[Start of section]

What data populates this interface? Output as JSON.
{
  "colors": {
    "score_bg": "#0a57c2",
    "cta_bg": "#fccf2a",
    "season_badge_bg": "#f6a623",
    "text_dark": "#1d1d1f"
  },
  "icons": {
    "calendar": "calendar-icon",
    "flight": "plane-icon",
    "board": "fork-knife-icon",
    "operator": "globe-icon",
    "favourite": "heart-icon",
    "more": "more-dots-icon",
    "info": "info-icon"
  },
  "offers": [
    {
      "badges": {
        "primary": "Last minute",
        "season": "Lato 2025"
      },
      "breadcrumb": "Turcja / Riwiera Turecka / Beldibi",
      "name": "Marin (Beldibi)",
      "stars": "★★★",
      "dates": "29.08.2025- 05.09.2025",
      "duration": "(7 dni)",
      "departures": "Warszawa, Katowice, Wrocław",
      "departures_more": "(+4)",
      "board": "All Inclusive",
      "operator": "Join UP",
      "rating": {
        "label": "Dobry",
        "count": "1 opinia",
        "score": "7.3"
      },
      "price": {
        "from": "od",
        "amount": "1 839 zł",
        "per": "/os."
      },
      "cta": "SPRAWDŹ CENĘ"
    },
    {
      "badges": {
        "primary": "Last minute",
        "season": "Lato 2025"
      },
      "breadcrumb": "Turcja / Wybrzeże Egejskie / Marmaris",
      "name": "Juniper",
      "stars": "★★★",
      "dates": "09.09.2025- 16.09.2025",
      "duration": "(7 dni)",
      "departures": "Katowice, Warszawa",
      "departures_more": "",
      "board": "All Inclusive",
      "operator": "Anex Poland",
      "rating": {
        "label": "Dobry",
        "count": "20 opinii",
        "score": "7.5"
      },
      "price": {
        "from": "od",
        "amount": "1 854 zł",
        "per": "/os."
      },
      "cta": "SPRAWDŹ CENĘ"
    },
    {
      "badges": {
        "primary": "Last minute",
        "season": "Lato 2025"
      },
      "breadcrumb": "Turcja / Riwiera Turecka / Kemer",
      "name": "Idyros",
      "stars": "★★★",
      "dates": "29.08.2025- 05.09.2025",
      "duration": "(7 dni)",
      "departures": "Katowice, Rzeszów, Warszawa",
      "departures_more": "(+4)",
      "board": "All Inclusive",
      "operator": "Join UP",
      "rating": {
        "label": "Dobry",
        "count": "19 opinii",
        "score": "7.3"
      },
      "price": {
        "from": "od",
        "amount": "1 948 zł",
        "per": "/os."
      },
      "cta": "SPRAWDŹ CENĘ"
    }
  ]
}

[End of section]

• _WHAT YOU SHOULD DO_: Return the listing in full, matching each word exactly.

• _WRITTEN SOLUTION_:
What data populates this interface? Output as JSON.
{
  "colors": {
    "score_bg": "#0a57c2",
    "cta_bg": "#fccf2a",
    "season_badge_bg": "#f6a623",
    "text_dark": "#1d1d1f"
  },
  "icons": {
    "calendar": "calendar-icon",
    "flight": "plane-icon",
    "board": "fork-knife-icon",
    "operator": "globe-icon",
    "favourite": "heart-icon",
    "more": "more-dots-icon",
    "info": "info-icon"
  },
  "offers": [
    {
      "badges": {
        "primary": "Last minute",
        "season": "Lato 2025"
      },
      "breadcrumb": "Turcja / Riwiera Turecka / Beldibi",
      "name": "Marin (Beldibi)",
      "stars": "★★★",
      "dates": "29.08.2025- 05.09.2025",
      "duration": "(7 dni)",
      "departures": "Warszawa, Katowice, Wrocław",
      "departures_more": "(+4)",
      "board": "All Inclusive",
      "operator": "Join UP",
      "rating": {
        "label": "Dobry",
        "count": "1 opinia",
        "score": "7.3"
      },
      "price": {
        "from": "od",
        "amount": "1 839 zł",
        "per": "/os."
      },
      "cta": "SPRAWDŹ CENĘ"
    },
    {
      "badges": {
        "primary": "Last minute",
        "season": "Lato 2025"
      },
      "breadcrumb": "Turcja / Wybrzeże Egejskie / Marmaris",
      "name": "Juniper",
      "stars": "★★★",
      "dates": "09.09.2025- 16.09.2025",
      "duration": "(7 dni)",
      "departures": "Katowice, Warszawa",
      "departures_more": "",
      "board": "All Inclusive",
      "operator": "Anex Poland",
      "rating": {
        "label": "Dobry",
        "count": "20 opinii",
        "score": "7.5"
      },
      "price": {
        "from": "od",
        "amount": "1 854 zł",
        "per": "/os."
      },
      "cta": "SPRAWDŹ CENĘ"
    },
    {
      "badges": {
        "primary": "Last minute",
        "season": "Lato 2025"
      },
      "breadcrumb": "Turcja / Riwiera Turecka / Kemer",
      "name": "Idyros",
      "stars": "★★★",
      "dates": "29.08.2025- 05.09.2025",
      "duration": "(7 dni)",
      "departures": "Katowice, Rzeszów, Warszawa",
      "departures_more": "(+4)",
      "board": "All Inclusive",
      "operator": "Join UP",
      "rating": {
        "label": "Dobry",
        "count": "19 opinii",
        "score": "7.3"
      },
      "price": {
        "from": "od",
        "amount": "1 948 zł",
        "per": "/os."
      },
      "cta": "SPRAWDŹ CENĘ"
    }
  ]
}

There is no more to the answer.